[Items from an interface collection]
========================================================================

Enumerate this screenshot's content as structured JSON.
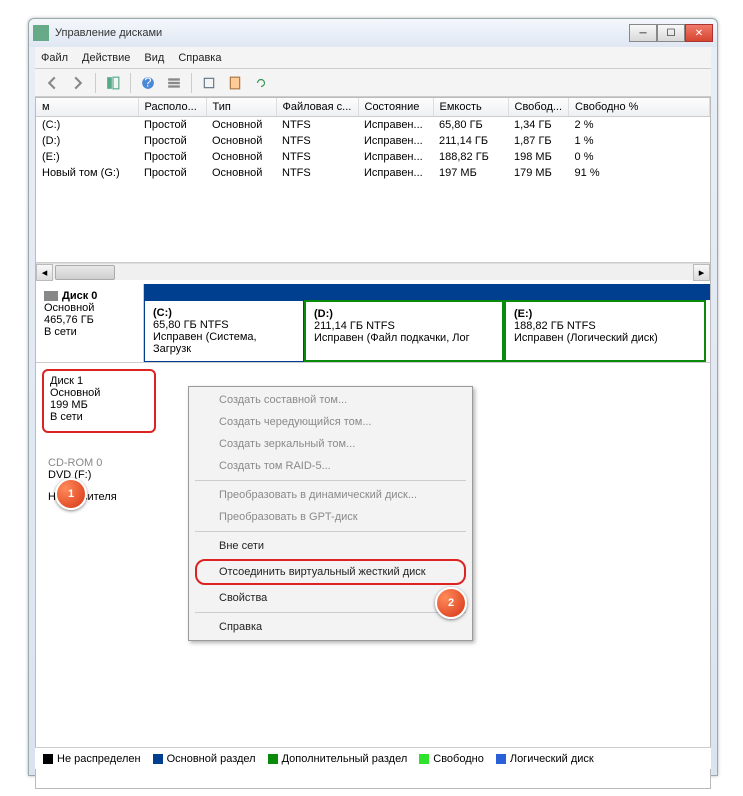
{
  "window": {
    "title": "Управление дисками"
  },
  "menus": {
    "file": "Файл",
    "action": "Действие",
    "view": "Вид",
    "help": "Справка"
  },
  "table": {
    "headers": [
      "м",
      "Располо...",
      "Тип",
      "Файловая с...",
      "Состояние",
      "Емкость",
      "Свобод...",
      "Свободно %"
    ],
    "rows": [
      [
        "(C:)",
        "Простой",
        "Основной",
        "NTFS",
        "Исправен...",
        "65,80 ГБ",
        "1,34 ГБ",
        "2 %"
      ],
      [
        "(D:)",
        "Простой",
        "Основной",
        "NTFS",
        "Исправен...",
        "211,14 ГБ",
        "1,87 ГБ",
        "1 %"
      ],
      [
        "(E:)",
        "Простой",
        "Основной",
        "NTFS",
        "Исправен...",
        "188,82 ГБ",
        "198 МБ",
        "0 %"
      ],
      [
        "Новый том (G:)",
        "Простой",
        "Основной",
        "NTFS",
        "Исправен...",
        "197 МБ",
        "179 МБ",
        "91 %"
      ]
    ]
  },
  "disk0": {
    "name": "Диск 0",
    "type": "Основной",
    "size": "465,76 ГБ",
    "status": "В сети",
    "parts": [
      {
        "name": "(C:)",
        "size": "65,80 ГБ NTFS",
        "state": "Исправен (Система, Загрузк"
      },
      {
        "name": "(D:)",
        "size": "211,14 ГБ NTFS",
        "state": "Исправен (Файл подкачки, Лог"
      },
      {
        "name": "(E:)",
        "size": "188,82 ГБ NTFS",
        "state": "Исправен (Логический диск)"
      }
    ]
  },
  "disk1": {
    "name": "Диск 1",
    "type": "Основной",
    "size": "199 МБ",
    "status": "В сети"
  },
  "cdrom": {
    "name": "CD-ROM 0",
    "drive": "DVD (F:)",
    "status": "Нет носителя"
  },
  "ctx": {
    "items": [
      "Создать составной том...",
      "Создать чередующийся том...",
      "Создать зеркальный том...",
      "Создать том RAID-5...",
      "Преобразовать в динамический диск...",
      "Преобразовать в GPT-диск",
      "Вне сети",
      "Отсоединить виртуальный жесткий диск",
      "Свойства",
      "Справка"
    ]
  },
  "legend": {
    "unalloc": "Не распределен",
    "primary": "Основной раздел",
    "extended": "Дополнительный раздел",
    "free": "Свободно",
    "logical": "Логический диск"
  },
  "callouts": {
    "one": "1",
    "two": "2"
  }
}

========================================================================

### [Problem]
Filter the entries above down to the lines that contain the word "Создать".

### [Exercise solution]
      "Создать составной том...",
      "Создать чередующийся том...",
      "Создать зеркальный том...",
      "Создать том RAID-5...",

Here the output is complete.